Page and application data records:
^^^^^^^^^^^^^^^^

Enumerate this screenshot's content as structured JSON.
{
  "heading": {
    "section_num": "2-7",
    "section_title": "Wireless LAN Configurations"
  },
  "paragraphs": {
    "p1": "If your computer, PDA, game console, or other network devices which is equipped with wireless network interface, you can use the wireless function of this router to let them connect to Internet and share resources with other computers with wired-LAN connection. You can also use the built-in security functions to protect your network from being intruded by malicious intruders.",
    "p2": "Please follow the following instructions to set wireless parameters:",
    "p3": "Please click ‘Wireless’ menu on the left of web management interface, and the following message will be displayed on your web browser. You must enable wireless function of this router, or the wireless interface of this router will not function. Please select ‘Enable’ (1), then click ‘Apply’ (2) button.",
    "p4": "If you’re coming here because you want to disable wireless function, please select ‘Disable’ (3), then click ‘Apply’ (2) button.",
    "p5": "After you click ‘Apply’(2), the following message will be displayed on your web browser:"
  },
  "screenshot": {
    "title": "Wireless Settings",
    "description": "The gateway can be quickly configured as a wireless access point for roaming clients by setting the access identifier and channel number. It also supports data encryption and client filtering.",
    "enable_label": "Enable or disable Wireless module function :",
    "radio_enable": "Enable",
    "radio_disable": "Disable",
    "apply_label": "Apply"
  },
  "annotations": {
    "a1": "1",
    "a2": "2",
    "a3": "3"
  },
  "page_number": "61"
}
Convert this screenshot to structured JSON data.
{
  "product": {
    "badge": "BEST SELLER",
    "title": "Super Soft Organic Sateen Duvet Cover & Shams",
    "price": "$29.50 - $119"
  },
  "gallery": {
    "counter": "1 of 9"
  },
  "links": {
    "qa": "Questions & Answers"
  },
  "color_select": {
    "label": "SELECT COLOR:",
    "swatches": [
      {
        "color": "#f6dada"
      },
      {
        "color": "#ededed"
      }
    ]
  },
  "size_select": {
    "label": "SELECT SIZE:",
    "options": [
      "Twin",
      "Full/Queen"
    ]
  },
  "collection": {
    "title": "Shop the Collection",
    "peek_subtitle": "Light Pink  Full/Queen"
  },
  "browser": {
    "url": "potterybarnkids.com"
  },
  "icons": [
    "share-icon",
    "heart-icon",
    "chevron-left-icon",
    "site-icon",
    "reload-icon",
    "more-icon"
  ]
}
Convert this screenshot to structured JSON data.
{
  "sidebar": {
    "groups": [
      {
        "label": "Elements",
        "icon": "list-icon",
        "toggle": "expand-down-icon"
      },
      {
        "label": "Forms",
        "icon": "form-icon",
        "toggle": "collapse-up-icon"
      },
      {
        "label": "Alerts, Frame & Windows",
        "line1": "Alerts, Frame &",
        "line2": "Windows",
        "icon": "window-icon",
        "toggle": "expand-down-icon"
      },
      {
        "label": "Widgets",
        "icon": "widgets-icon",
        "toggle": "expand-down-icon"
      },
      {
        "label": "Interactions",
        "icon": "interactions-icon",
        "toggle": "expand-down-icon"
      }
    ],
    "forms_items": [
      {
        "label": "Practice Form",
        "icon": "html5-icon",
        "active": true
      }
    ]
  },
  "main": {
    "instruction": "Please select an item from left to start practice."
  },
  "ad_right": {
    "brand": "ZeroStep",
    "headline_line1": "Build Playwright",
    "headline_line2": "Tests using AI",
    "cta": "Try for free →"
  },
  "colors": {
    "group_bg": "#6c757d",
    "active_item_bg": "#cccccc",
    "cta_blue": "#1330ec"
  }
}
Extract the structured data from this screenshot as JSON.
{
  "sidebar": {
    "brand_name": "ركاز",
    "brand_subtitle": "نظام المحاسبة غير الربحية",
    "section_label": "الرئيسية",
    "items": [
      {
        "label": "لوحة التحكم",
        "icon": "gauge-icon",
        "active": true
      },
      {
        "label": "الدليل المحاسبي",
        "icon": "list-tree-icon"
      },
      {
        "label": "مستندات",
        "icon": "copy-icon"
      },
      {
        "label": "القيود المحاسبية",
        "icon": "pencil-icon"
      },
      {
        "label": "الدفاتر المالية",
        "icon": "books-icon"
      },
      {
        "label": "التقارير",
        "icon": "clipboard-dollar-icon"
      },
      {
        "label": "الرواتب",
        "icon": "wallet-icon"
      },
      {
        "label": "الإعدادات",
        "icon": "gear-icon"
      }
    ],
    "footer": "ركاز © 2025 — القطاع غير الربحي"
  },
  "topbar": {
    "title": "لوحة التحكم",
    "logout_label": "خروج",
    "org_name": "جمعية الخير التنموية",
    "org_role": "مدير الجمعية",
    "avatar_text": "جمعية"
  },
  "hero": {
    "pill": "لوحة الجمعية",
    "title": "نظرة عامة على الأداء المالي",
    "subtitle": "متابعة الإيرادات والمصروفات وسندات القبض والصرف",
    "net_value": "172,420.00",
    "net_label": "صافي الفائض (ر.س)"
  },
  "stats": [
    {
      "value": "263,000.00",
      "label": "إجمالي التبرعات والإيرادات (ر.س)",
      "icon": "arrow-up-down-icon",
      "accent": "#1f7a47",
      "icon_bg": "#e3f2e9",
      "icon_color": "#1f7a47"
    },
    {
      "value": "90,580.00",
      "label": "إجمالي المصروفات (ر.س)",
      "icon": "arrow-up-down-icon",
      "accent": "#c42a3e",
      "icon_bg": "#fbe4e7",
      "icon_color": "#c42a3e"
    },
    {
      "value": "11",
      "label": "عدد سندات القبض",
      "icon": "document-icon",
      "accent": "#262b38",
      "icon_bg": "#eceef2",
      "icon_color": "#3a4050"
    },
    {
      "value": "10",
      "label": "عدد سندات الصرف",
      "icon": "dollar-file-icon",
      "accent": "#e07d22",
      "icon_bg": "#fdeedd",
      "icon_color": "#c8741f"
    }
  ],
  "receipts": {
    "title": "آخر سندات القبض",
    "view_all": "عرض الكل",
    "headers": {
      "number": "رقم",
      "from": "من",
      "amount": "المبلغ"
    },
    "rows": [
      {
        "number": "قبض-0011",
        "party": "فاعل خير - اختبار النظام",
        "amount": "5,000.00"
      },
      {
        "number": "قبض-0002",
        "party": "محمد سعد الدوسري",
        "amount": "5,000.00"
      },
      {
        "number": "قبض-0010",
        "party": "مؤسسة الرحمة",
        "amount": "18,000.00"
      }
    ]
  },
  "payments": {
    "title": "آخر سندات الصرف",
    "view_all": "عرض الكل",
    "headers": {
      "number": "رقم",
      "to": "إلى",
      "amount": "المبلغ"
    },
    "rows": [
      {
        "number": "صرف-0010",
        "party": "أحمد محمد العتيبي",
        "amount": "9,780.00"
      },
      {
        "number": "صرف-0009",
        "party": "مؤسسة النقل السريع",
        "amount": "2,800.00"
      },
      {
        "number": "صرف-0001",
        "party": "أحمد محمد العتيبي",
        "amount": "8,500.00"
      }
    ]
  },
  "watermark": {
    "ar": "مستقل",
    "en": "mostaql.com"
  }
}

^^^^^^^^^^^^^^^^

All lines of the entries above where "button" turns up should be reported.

> **COMPLETED TASK**
    "p3": "Please click ‘Wireless’ menu on the left of web management interface, and the following message will be displayed on your web browser. You must enable wireless function of this router, or the wireless interface of this router will not function. Please select ‘Enable’ (1), then click ‘Apply’ (2) button.",
    "p4": "If you’re coming here because you want to disable wireless function, please select ‘Disable’ (3), then click ‘Apply’ (2) button.",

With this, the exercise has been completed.